Task brief
What lines of the data hold the string "Raya"? Pull each one out.

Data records
-*-*-
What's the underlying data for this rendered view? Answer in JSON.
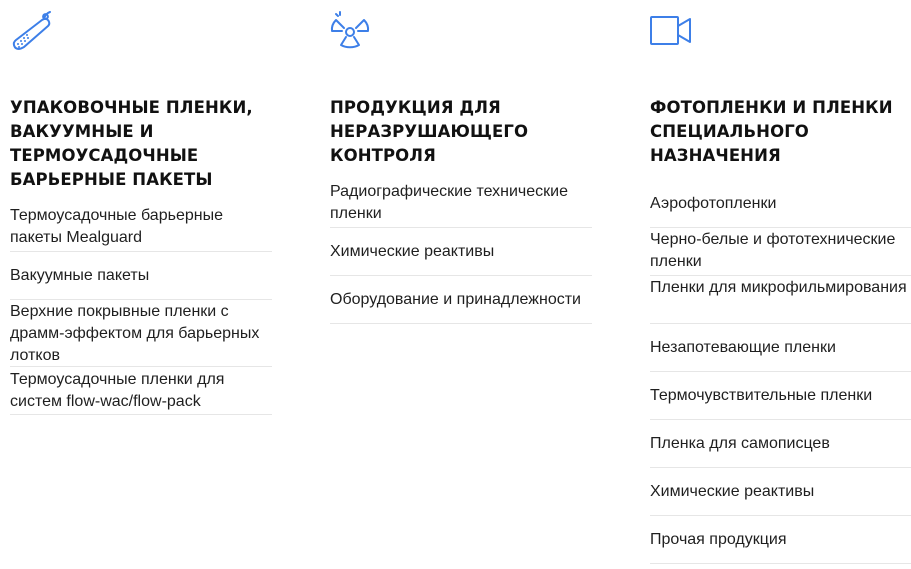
{
  "accent_color": "#3d7fe8",
  "columns": [
    {
      "icon": "sausage-icon",
      "title": "УПАКОВОЧНЫЕ ПЛЕНКИ, ВАКУУМНЫЕ И ТЕРМОУСАДОЧНЫЕ БАРЬЕРНЫЕ ПАКЕТЫ",
      "items": [
        "Термоусадочные барьерные пакеты Mealguard",
        "Вакуумные пакеты",
        "Верхние покрывные пленки с драмм-эффектом для барьерных лотков",
        "Термоусадочные пленки для систем flow-wac/flow-pack"
      ]
    },
    {
      "icon": "radiation-icon",
      "title": "ПРОДУКЦИЯ ДЛЯ НЕРАЗРУШАЮЩЕГО КОНТРОЛЯ",
      "items": [
        "Радиографические технические пленки",
        "Химические реактивы",
        "Оборудование и принадлежности"
      ]
    },
    {
      "icon": "video-camera-icon",
      "title": "ФОТОПЛЕНКИ И ПЛЕНКИ СПЕЦИАЛЬНОГО НАЗНАЧЕНИЯ",
      "items": [
        "Аэрофотопленки",
        "Черно-белые и фототехнические пленки",
        "Пленки для микрофильмирования",
        "Незапотевающие пленки",
        "Термочувствительные пленки",
        "Пленка для самописцев",
        "Химические реактивы",
        "Прочая продукция"
      ]
    }
  ]
}
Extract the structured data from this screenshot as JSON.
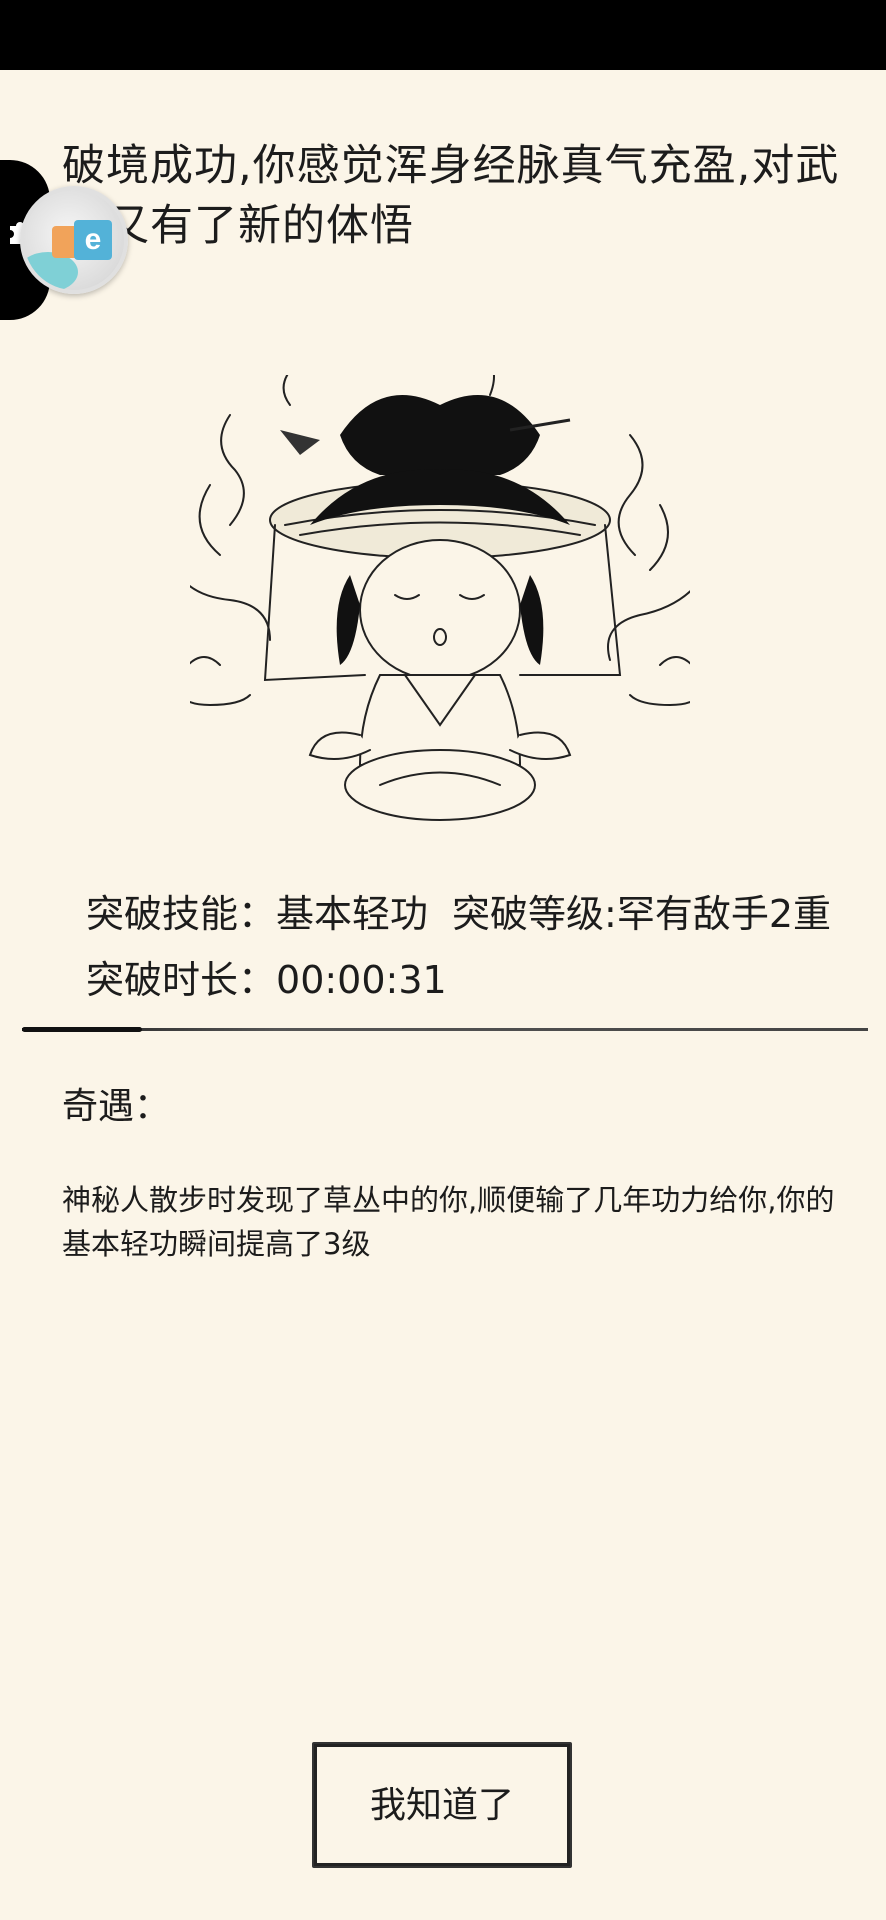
{
  "headline": "破境成功,你感觉浑身经脉真气充盈,对武学又有了新的体悟",
  "breakthrough": {
    "skill_label": "突破技能：",
    "skill_value": "基本轻功",
    "level_label": "突破等级:",
    "level_value": "罕有敌手2重",
    "duration_label": "突破时长：",
    "duration_value": "00:00:31"
  },
  "encounter": {
    "title": "奇遇：",
    "text": "神秘人散步时发现了草丛中的你,顺便输了几年功力给你,你的基本轻功瞬间提高了3级"
  },
  "button": {
    "label": "我知道了"
  },
  "overlay": {
    "left_tab_icon": "puzzle-icon",
    "floating_ball_icon": "app-logo-icon"
  },
  "colors": {
    "background": "#fbf5e8",
    "text": "#1c1c1c",
    "status_bar": "#000000"
  }
}
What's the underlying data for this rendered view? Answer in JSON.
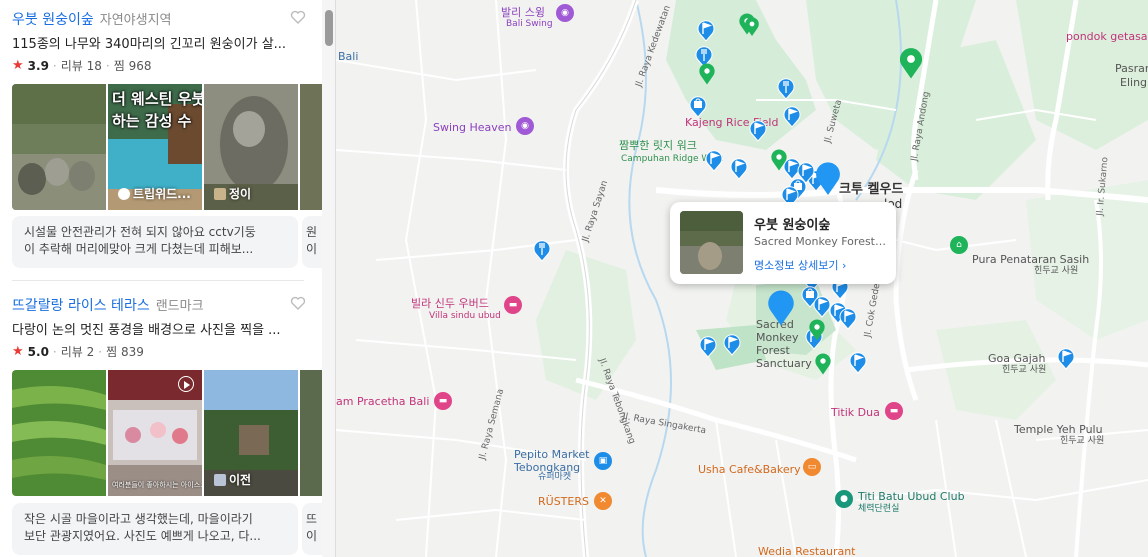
{
  "places": [
    {
      "name": "우붓 원숭이숲",
      "category": "자연야생지역",
      "description": "115종의 나무와 340마리의 긴꼬리 원숭이가 살...",
      "rating": "3.9",
      "reviews": "리뷰 18",
      "saves": "찜 968",
      "photo_labels": [
        "",
        "트립위드...",
        "정이"
      ],
      "photo_overlay": [
        "더 웨스틴 우붓",
        "하는 감성 수"
      ],
      "review_lines": [
        "시설물 안전관리가 전혀 되지 않아요 cctv기둥",
        "이 추락해 머리에맞아 크게 다쳤는데 피해보..."
      ],
      "review_partial": [
        "원",
        "이"
      ]
    },
    {
      "name": "뜨갈랄랑 라이스 테라스",
      "category": "랜드마크",
      "description": "다랑이 논의 멋진 풍경을 배경으로 사진을 찍을 ...",
      "rating": "5.0",
      "reviews": "리뷰 2",
      "saves": "찜 839",
      "photo_labels": [
        "",
        "",
        "이전"
      ],
      "photo_caption": "여러분들이 좋아하시는 아이스...",
      "review_lines": [
        "작은 시골 마을이라고 생각했는데, 마을이라기",
        "보단 관광지였어요. 사진도 예쁘게 나오고, 다..."
      ],
      "review_partial": [
        "뜨",
        "이"
      ]
    }
  ],
  "map": {
    "labels": {
      "bali_swing_ko": "발리 스윙",
      "bali_swing_en": "Bali Swing",
      "bali": "Bali",
      "swing_heaven": "Swing Heaven",
      "kajeng": "Kajeng Rice Field",
      "campuhan_ko": "짬뿌한 릿지 워크",
      "campuhan_en": "Campuhan Ridge Walk",
      "ketut_ko": "크투 켈우드",
      "ketut_en": "lod",
      "villa_ko": "빌라 신두 우버드",
      "villa_en": "Villa sindu ubud",
      "sacred_map": "Sacred Monkey Forest Sanctuary",
      "pracetha": "am Pracetha Bali",
      "pepito_en": "Pepito Market Tebongkang",
      "pepito_ko": "슈퍼마켓",
      "rusters": "RÜSTERS",
      "usha": "Usha Cafe&Bakery",
      "titi_batu_en": "Titi Batu Ubud Club",
      "titi_batu_ko": "체력단련실",
      "titik_dua": "Titik Dua",
      "wedia": "Wedia Restaurant",
      "pura_en": "Pura Penataran Sasih",
      "pura_ko": "힌두교 사원",
      "goa_gajah_en": "Goa Gajah",
      "goa_gajah_ko": "힌두교 사원",
      "temple_yeh_en": "Temple Yeh Pulu",
      "temple_yeh_ko": "힌두교 사원",
      "pondok": "pondok getasa",
      "pasrama": "Pasrama",
      "eling": "Eling",
      "roads": {
        "kedewatan": "Jl. Raya Kedewatan",
        "sayan": "Jl. Raya Sayan",
        "suweta": "Jl. Suweta",
        "andong": "Jl. Raya Andong",
        "sukarno": "Jl. Ir. Sukarno",
        "semana": "Jl. Raya Semana",
        "tebongkang": "Jl. Raya Tebongkang",
        "singakerta": "Jl. Raya Singakerta",
        "cok_gede": "Jl. Cok Gede",
        "raya_ubud": "Jl. Raya"
      }
    },
    "popup": {
      "title": "우붓 원숭이숲",
      "subtitle": "Sacred Monkey Forest S...",
      "link": "명소정보 상세보기"
    },
    "colors": {
      "marker_blue": "#1e8de8",
      "marker_green": "#1fb35a",
      "park_green": "#cfead5",
      "accent_link": "#1a6fe0"
    }
  }
}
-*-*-
Output for this exercise
        "kedewatan": "Jl. Raya Kedewatan",
        "sayan": "Jl. Raya Sayan",
        "andong": "Jl. Raya Andong",
        "semana": "Jl. Raya Semana",
        "tebongkang": "Jl. Raya Tebongkang",
        "singakerta": "Jl. Raya Singakerta",
        "raya_ubud": "Jl. Raya"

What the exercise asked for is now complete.